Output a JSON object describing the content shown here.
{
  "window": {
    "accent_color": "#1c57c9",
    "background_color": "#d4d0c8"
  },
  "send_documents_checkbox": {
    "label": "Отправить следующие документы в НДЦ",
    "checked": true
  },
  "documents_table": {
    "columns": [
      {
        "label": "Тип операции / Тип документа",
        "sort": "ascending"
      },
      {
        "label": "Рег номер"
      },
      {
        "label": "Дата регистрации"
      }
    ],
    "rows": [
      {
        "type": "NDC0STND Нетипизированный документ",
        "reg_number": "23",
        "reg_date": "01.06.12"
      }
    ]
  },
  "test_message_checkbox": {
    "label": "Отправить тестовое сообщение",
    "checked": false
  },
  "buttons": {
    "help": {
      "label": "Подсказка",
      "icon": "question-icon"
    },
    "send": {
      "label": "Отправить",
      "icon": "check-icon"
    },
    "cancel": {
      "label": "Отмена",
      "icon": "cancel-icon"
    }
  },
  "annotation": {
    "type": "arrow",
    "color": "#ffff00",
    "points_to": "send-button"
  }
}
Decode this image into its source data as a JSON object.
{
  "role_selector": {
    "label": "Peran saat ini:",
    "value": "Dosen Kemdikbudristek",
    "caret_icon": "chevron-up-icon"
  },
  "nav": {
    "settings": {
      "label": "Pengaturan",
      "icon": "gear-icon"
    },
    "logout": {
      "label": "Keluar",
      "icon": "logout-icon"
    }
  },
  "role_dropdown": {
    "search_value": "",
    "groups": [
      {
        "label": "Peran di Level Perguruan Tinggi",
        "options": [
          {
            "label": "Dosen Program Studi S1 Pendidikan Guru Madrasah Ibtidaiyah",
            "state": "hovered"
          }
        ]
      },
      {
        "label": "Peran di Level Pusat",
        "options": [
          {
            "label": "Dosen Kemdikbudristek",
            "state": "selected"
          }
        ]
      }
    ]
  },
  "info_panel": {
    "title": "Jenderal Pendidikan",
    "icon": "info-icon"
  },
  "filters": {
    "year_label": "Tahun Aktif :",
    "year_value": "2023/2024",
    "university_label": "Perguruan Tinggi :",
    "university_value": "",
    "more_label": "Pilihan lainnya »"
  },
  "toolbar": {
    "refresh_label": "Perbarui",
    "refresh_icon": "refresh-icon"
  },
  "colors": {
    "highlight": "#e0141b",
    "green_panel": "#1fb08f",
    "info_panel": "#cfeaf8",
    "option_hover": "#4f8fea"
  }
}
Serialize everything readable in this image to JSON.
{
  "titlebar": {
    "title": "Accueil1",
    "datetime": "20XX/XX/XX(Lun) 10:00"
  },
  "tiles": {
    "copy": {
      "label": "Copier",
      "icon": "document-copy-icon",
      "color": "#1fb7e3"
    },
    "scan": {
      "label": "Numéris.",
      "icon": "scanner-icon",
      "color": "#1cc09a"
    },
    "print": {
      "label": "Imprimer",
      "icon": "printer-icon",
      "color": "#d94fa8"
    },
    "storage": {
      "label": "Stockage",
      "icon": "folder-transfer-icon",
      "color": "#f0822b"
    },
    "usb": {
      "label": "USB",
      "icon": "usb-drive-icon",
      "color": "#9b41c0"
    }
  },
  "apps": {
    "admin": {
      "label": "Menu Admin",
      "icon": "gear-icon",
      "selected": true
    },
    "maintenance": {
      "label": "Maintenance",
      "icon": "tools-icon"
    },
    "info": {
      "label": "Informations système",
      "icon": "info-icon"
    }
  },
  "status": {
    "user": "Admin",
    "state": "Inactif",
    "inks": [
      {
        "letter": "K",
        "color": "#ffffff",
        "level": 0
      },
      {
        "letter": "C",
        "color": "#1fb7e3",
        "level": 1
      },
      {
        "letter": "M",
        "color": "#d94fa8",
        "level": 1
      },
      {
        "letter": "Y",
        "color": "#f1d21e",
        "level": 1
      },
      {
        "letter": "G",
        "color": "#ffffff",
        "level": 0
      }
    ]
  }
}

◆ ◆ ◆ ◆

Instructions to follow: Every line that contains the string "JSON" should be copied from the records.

Exercise answer:
Output a JSON object describing the content shown here.
Decode this image into its source data as a JSON object.
Serialize everything readable in this image to JSON.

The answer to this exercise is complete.